I'd heard of Sante over the years, and read some of his pieces in the New York Review of Books. Sante's personality of countercultural iconoclasm and writing diligence as revealed in the interview persuaded me to try the book. I'd also picked up a copy of Sante's latest work, "The Other Paris," at the American Historical Association's meeting in Atlanta last winter.
How Immigrant Groups Shaped New York's 19th Century Origins
"Low Life" examines aspects of New York City life in poor, crowded downtown neighborhoods before the city grew farther north. He looks at entertainment, housing, crime and gambling, politics and other threads in the tapestry of the city's early years, when various immigrant groups swelled the teeming population.
Sante writes dispassionately, with a clear and precise presentation of facts. The names of colorful personalities, businesses, clubs and gangs make for folk poetry. He has the gift of selecting the right details that reveal larger patterns.

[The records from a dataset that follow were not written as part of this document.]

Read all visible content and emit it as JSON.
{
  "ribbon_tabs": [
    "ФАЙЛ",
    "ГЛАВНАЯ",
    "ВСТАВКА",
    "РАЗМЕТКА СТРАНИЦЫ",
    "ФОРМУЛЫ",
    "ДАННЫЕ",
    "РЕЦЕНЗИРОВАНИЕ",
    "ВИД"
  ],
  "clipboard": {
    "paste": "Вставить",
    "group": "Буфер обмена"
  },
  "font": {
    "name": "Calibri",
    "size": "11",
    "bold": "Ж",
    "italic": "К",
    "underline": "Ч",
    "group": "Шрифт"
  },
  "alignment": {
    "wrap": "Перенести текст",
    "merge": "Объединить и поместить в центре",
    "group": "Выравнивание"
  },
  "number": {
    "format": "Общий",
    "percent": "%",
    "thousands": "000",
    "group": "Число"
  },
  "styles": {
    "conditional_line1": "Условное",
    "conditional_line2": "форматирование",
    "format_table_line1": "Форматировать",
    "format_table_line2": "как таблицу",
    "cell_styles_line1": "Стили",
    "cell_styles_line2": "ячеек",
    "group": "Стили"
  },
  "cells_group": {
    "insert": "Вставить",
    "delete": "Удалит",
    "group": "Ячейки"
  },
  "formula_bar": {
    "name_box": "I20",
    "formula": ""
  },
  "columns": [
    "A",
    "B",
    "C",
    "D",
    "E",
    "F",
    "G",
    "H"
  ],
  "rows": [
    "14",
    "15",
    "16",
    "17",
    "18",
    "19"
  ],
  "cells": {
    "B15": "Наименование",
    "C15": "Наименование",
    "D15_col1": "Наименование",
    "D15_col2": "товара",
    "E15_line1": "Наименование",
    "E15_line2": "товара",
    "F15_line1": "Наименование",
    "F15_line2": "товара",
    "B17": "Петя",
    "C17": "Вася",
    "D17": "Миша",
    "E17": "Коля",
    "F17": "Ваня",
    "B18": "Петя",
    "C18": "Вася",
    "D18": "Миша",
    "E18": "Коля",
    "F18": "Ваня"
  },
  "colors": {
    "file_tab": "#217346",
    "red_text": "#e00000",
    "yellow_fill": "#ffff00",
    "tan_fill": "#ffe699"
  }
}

Sante says he started out hoping to write novels and seeks a novelistic scope in his nonfiction. To me, he's more of an engaging reporter whose language emerges from a deep well of facts rather than contrived techniques.
Wide-ranging Culture of Crime, Violence
A major theme is how violent and crime-dominated the population was. Criminal elements were much more widespread and pervasive than well-known groups like the Mafia. Many now reputable and low-abiding families had ancestors forced into disreputable enterprises to survive.
The Sante interview appeared alongside an intriguing/amusing portfolio of artifacts from Sante's counterculture days at Columbia University, when he sought a career in film and music. As he says, writing in the last 1960s and 1970s was discounted as an outmoded form of media.
I'm happy he stayed with writing. His work gives a fresh energy to "nonfiction" techniques that had grown stale. I'm looking forward to plunging into "The Other Paris," and reading Sante's collected reviews and essays.
An Apt Pairing With Robert Caro
The interview appears in the same issue as one with Robert Caro, noted biographer of New York City public works titan Robert Moses and President Lyndon Johnson. (See previous Southern Bookman post on Caro interview.)
While Sante has a more freewheeling personality than Caro, he displays the same scrupulousness of research and commitment to clear, fact-based writing. While not as exhaustively thorough as Caro, Sante belongs in his company as one of our finest historians and writers.